Many responses remark on our sedentary youth, barely able to leave the couch, let alone the house, sedated by the television, the Nintendo, the ennui, the Quaaludes. Budget cuts have eliminated sports programs in many urban schools. And bicycles, once the vigorous instruments of suburban freedom, are rarely spotted in the playground; parents fear for their kids in heavy suburban traffic. Most bicycles are now sold to adults, all too often wearing ill-advised spandex pants.
Another HHS study cites the immobilizing effect of the car. A report on the increased rate of obesity in America (from 1 in 8 in 1991 to 1 in 5 last year) shows the biggest increase–67.2 percent–in the South, with a hefty 101.8 percent gain in Georgia. The cause: not grits, cars. Atlanta’s sprawl keeps people sitting in their cars for hours, encouraging them to eat fatty fast food and run down kids who, bloated and logy from their indoor lifestyle, bike-less and slow, staggering along on foot, slowed by 35-pound backpacks, make easy targets and a sickening sort of “squish” sound. It’s like dodge ball, but with an actual Dodge.
Screech of Bats and Brakes Answer
On Halloween, kids are four times as likely to be fatally struck by a car. Trick? Treat? The study is a little vague in its conclusions.
Get It off Your Chest Extra
I give the expression of dismay; you give its object.
1. “Shock, horror, disappointment.”
2. “There are phenomenal shenanigans and accusations.”
3. “They’re full of blackish, horizontal lines and some have worms in them.”
4. “So fat and windy that they sit, with some exceptions, like hefty neglected lumps.”
5. “It’s another reason to move to Sweden.”
1. Russ Johnson, amateur pinball historian, reacts to the news that WMS Industries is shutting down its assembly line, leaving Stern Pinball as the last manufacturer of the beloved game. (But go ahead and make up an Atlanta Braves joke if you like.)
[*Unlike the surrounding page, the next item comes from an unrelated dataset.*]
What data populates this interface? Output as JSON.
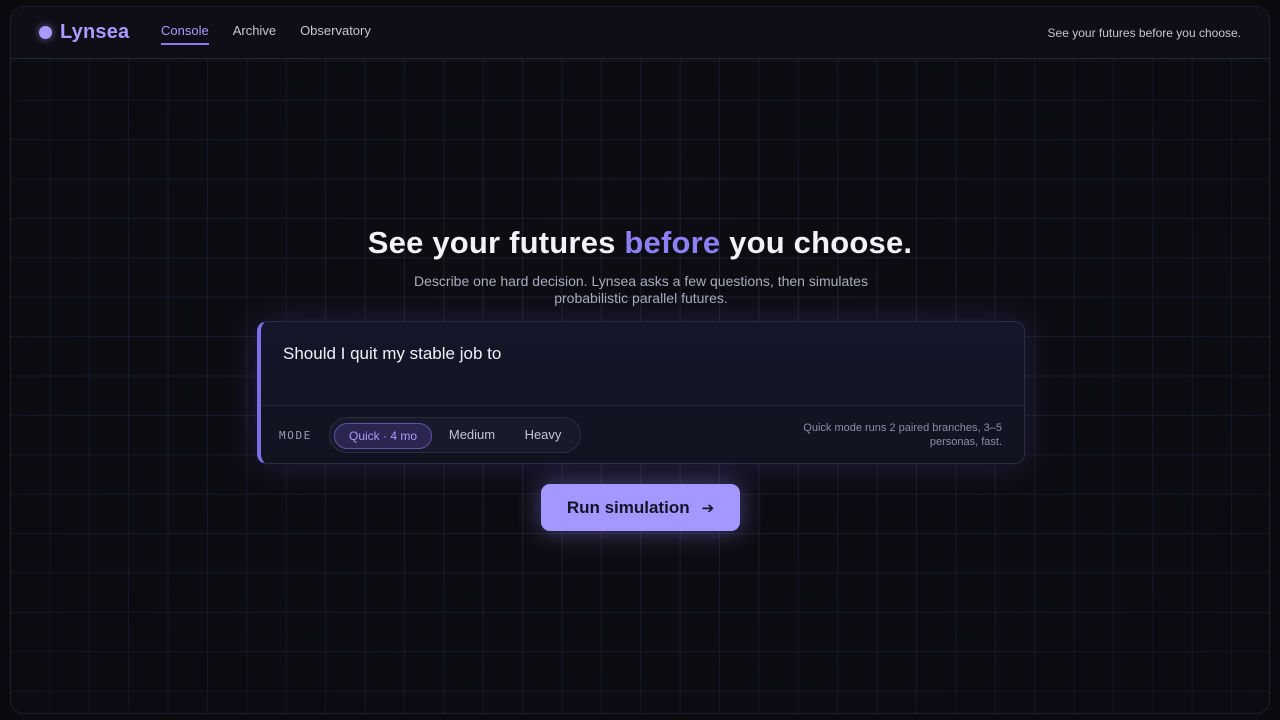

2. Bohdan Krawchenko, a Ukrainian democratic activist, is dismayed at his country’s rigged presidential elections. (Note to translator: What is Ukrainian for “shenanigans”?)
3. A Fox executive is disappointed with the way their new shows look on television. No, wait. I’m wrong. It’s a letter-writer to the New York Times who’s having trouble with his organic carrots. (Probable cause: The “wonderful world of the carrot rust fly.” Prognosis: excellent.)
4. A U.S. senator is disgusted by his colleagues. Or perhaps Times columnist Martin Arnold thinks a lot of books are just too darned big. (And on a personal note, it’s just so sad when any lump is neglected. I think that’s the message of that new Meryl Streep movie where she plays a heroic violin teacher.)
5. Another American has had it with his HMO. Or an unnamed beverage industry executive hates Coca-Cola’s plan to put temperature sensors in its vending machines to automatically raise the price of a Coke on hot days. (But he wasn’t so snippy about my plan to affix temperature sensors to Meryl Streep.)